WHAT IS REQUIRED:
Go through the entries below and count the lines where the word "center" appears; give only the count.

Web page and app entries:
----

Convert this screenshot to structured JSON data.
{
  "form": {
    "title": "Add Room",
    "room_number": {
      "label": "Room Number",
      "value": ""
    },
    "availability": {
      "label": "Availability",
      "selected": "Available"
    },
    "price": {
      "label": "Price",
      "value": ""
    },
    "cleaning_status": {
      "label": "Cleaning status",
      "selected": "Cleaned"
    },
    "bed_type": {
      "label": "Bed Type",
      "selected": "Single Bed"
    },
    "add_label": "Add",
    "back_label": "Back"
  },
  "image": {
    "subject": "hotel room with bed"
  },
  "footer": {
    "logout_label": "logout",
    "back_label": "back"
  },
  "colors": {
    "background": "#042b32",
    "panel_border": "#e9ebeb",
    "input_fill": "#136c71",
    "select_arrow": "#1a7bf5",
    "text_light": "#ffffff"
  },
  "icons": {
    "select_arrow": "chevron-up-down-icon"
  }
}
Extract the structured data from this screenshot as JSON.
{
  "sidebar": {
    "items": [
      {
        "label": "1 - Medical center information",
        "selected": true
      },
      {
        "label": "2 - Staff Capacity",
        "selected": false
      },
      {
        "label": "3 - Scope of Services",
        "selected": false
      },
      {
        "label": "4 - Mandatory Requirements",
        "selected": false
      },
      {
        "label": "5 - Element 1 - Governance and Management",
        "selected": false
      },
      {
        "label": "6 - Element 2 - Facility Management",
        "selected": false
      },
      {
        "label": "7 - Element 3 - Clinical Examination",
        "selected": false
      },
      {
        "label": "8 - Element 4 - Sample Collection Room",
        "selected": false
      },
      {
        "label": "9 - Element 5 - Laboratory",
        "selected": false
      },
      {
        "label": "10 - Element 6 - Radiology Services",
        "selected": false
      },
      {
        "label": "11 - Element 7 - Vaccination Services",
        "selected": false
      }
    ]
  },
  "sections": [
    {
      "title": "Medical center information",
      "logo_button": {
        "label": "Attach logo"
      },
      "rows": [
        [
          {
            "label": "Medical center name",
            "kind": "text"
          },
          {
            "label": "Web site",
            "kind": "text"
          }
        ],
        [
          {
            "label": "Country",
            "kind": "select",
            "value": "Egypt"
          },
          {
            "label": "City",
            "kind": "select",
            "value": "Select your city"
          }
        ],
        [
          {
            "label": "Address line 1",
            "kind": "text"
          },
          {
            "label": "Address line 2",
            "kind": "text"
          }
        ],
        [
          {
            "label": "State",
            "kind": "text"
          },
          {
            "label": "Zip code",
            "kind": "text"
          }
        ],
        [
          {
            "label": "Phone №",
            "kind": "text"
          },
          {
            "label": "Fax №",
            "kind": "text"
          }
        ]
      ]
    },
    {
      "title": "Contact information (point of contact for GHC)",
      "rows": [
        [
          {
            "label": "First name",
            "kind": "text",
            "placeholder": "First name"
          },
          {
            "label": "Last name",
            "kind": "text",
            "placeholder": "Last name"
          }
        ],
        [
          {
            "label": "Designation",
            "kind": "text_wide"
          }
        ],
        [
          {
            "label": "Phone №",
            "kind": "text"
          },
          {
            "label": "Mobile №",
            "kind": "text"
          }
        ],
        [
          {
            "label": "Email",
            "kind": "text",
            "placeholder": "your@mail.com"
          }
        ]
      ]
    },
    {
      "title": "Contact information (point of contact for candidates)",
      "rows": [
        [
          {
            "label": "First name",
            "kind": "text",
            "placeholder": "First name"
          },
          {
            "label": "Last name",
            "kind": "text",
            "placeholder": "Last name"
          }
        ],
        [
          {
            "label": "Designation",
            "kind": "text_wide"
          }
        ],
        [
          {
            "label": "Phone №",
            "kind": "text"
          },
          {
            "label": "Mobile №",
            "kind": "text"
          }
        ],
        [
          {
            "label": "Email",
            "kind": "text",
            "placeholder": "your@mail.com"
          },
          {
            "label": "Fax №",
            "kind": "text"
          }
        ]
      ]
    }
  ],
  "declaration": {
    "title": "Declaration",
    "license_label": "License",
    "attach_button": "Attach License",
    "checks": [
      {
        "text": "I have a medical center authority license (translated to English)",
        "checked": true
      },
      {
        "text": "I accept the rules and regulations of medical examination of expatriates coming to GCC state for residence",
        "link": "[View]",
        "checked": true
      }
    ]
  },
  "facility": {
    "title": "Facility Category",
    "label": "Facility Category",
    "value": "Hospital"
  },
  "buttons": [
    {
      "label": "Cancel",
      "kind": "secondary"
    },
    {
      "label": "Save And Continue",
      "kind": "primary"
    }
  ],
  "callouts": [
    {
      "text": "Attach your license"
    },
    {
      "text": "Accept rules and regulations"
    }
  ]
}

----

RESPONSE:
4